[Start of Attachment]

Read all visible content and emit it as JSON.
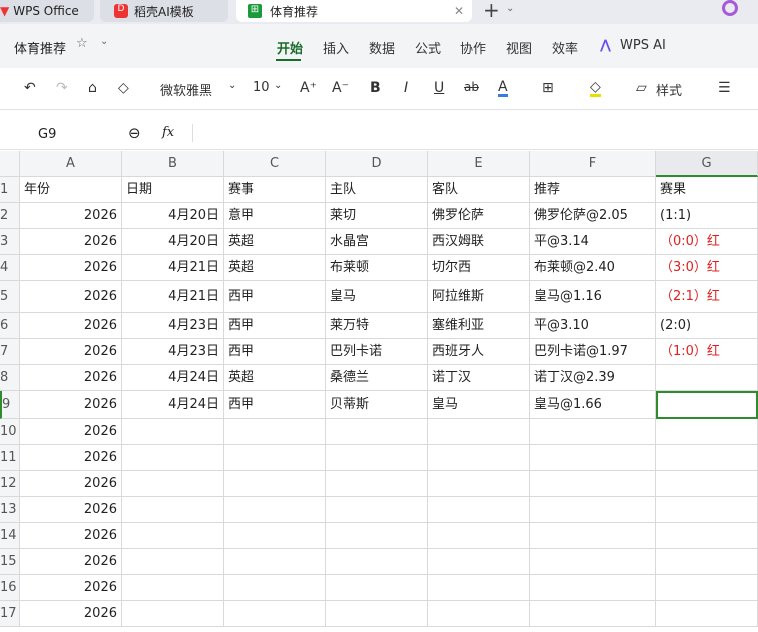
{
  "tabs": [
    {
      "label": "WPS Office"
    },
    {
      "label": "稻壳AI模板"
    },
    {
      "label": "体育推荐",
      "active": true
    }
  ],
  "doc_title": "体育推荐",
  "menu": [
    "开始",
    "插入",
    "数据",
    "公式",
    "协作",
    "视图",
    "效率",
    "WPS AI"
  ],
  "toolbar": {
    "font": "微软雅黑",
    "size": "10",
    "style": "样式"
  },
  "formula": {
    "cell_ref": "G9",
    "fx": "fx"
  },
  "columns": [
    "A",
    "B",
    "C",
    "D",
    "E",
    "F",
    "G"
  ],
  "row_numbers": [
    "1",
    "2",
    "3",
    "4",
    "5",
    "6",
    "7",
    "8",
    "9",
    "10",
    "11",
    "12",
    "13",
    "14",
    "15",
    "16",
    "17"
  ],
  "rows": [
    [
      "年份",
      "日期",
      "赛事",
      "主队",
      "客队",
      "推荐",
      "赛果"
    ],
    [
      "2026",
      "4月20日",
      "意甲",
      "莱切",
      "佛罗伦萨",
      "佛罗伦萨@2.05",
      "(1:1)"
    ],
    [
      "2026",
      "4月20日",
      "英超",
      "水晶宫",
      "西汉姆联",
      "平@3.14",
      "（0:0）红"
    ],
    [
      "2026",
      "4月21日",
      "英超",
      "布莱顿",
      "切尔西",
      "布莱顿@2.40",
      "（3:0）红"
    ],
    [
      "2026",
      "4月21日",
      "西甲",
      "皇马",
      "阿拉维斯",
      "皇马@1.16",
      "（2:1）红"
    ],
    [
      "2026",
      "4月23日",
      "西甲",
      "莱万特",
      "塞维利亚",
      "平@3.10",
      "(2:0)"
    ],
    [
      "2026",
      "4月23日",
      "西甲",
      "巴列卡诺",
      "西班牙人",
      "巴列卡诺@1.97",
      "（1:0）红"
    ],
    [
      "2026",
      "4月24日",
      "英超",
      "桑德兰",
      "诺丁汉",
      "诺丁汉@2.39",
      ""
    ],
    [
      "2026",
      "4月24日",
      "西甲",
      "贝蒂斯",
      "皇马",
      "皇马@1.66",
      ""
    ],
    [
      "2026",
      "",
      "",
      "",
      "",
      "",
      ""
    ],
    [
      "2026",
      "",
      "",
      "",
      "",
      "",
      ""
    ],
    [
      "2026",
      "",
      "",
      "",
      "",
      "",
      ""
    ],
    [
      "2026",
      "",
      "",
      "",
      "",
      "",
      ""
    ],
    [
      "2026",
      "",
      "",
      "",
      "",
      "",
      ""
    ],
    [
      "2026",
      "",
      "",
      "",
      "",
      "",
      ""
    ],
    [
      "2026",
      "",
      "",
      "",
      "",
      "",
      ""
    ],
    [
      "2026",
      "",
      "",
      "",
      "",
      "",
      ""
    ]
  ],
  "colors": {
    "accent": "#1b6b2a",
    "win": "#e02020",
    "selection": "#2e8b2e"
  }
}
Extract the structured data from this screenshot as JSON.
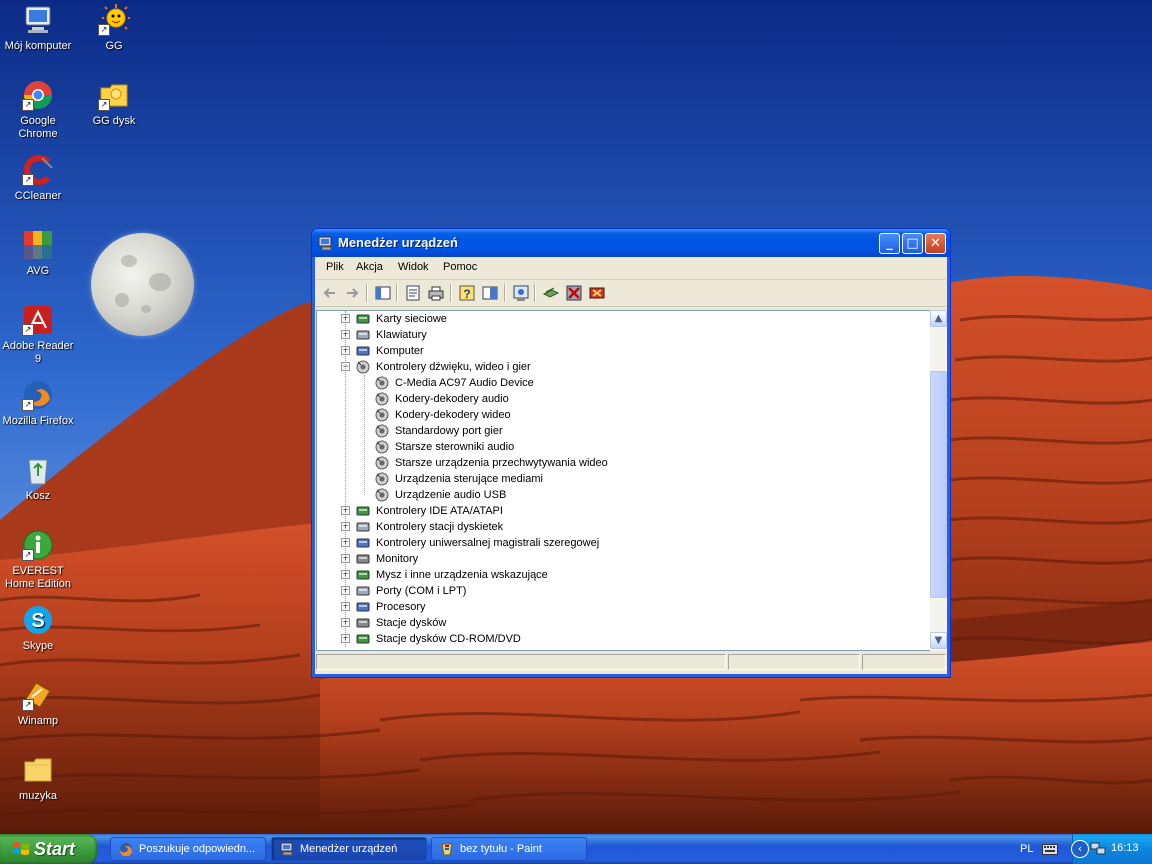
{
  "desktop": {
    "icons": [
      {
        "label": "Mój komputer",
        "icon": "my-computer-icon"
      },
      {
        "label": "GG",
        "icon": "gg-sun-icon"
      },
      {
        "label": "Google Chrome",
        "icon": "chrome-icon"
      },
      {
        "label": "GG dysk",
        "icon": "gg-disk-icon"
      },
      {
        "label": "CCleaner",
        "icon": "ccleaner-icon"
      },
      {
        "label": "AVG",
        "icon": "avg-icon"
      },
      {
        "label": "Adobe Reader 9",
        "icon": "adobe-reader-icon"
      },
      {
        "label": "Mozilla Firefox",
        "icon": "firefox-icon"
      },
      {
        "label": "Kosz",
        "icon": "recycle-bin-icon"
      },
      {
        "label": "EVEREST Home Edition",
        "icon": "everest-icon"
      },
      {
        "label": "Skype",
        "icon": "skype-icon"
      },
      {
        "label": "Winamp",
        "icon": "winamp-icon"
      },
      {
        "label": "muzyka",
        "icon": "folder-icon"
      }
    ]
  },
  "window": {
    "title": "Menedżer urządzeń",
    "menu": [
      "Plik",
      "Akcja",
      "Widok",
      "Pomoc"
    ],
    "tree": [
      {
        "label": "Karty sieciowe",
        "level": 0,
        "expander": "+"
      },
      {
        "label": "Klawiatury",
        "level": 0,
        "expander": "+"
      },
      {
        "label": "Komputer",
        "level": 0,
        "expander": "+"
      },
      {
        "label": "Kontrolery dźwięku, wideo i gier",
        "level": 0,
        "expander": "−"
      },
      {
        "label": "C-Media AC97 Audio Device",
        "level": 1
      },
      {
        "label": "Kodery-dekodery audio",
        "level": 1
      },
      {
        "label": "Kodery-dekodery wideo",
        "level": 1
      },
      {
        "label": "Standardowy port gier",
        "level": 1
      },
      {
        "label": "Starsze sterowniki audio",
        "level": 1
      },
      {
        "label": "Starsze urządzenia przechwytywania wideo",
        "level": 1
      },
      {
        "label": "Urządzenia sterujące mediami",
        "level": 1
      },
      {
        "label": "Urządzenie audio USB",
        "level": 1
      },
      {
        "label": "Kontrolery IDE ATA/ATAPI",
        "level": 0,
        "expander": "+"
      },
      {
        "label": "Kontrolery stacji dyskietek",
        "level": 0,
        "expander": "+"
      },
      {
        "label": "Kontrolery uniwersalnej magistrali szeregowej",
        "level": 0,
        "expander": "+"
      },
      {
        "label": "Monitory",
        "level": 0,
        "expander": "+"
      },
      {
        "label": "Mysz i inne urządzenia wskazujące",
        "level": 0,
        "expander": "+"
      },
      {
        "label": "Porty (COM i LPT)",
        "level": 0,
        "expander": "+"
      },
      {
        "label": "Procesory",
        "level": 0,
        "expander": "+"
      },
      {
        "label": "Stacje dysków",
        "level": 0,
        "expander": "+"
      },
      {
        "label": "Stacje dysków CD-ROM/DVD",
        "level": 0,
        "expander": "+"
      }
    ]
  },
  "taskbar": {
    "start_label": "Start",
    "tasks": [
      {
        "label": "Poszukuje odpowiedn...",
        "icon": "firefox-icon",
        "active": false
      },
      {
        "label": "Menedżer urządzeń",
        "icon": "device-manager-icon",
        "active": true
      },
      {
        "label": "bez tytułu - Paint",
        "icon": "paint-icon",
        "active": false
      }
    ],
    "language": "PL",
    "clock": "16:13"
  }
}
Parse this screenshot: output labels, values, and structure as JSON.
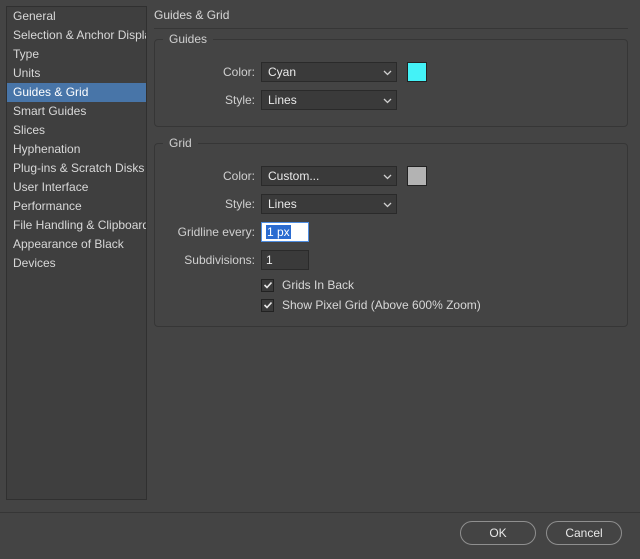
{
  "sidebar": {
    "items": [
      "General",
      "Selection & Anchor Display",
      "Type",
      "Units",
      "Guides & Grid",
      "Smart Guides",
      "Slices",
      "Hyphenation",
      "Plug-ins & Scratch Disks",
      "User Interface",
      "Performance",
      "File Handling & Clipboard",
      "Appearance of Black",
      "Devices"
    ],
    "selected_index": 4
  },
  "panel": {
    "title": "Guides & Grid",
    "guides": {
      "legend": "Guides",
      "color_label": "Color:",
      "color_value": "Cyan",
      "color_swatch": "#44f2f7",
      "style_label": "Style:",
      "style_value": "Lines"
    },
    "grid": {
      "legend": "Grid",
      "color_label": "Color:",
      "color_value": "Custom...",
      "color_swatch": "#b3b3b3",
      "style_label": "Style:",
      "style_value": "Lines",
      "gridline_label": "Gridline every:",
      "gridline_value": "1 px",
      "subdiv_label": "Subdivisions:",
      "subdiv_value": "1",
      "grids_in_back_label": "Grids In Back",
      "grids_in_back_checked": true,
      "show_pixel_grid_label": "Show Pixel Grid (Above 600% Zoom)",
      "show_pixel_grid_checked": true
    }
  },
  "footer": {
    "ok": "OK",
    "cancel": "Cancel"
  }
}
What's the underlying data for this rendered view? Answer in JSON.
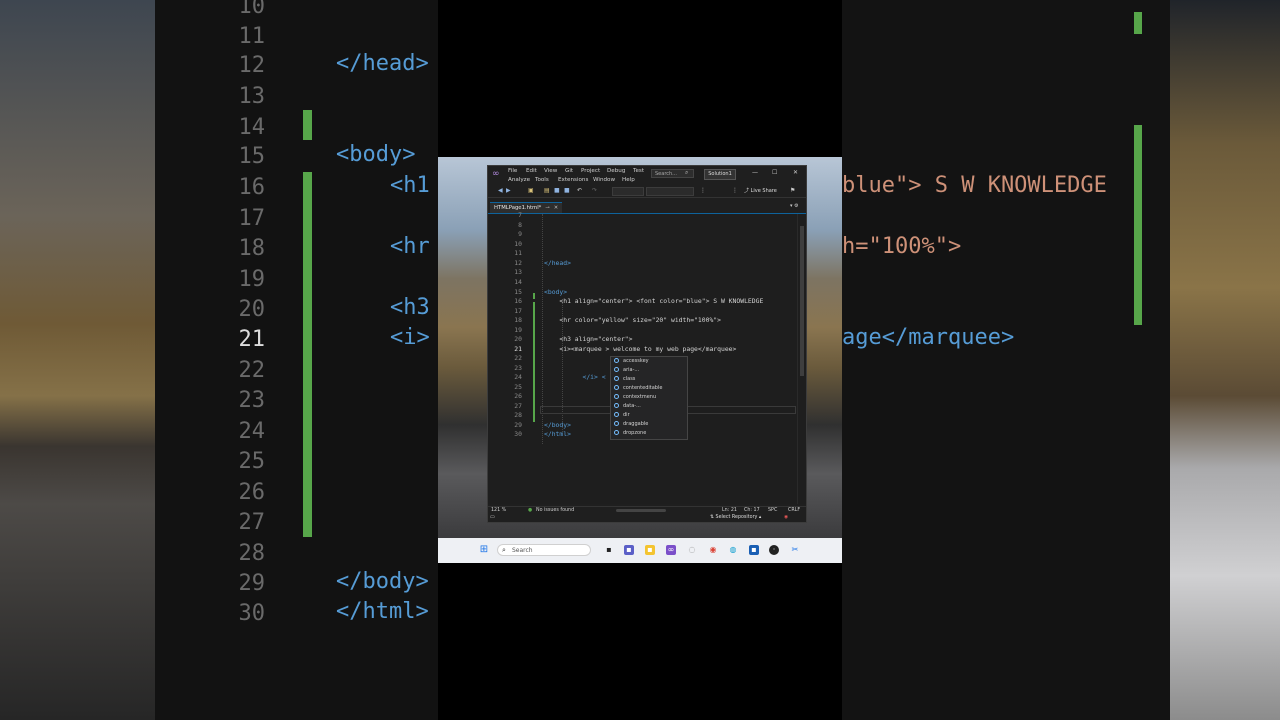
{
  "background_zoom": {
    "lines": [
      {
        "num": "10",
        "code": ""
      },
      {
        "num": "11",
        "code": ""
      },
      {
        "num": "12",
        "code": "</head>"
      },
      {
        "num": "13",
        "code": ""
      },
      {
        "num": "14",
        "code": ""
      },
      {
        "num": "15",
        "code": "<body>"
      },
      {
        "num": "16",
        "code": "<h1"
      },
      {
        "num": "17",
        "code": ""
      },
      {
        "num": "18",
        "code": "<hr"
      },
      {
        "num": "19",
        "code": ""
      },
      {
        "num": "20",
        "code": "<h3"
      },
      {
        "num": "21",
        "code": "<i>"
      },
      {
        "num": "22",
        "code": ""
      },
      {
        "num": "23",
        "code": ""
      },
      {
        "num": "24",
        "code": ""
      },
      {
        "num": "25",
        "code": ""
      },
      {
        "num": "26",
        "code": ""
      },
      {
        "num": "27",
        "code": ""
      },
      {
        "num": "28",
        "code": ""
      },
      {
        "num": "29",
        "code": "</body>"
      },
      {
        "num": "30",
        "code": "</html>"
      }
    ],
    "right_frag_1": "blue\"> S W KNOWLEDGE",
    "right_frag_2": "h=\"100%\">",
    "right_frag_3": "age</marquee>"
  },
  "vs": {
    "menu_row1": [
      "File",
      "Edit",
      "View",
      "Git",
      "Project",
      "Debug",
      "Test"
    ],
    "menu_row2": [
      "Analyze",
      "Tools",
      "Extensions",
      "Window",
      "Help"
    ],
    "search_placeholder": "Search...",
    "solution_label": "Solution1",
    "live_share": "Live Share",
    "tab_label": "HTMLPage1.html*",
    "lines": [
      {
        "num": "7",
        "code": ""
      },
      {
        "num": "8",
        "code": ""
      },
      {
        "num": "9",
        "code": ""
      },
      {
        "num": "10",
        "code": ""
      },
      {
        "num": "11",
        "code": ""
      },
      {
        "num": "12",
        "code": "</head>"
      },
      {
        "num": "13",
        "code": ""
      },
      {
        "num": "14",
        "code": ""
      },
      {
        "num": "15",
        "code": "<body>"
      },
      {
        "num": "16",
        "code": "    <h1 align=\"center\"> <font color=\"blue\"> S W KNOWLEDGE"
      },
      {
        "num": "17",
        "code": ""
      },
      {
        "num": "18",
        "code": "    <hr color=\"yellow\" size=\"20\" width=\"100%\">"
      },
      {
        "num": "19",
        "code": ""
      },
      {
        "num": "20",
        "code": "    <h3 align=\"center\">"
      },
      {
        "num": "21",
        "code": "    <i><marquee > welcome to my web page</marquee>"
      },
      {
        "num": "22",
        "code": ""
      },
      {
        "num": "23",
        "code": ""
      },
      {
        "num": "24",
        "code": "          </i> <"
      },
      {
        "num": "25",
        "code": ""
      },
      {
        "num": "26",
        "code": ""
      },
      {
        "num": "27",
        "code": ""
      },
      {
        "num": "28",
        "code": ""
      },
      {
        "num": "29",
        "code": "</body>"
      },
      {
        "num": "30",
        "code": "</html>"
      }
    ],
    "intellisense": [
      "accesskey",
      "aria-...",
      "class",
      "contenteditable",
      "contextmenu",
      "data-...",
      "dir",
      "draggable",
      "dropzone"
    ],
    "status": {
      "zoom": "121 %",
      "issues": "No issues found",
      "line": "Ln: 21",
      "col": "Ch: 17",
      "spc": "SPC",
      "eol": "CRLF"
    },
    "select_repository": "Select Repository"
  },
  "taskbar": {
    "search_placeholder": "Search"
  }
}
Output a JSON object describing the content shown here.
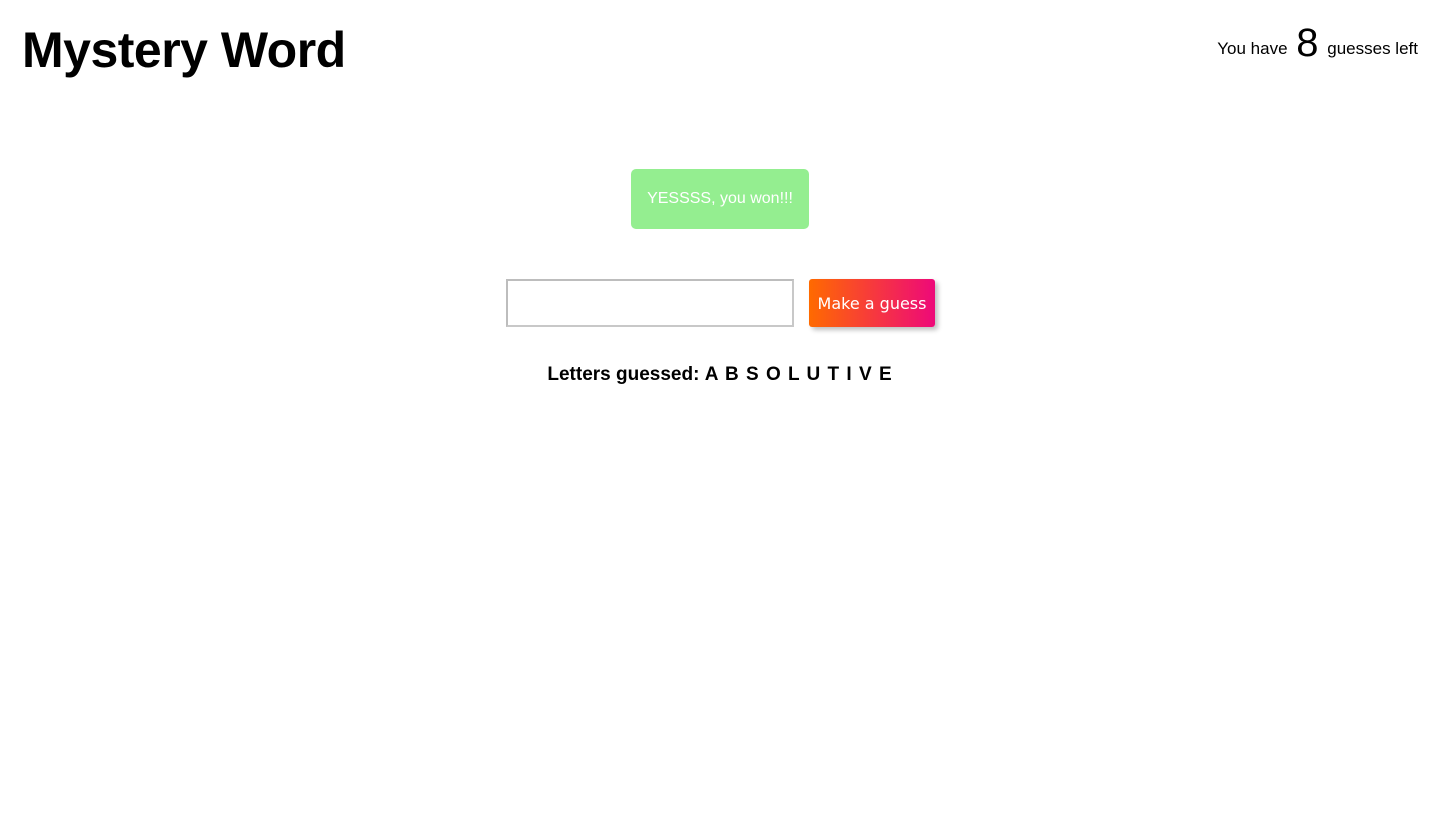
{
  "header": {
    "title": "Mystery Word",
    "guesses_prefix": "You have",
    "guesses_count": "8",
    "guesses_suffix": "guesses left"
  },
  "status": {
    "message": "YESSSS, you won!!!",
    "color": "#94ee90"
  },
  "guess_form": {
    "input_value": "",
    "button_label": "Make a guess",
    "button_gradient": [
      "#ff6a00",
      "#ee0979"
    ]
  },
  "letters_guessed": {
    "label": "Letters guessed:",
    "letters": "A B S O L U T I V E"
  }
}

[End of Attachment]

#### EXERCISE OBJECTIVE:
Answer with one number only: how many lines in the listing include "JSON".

#### RESULT OF THE TASK:
5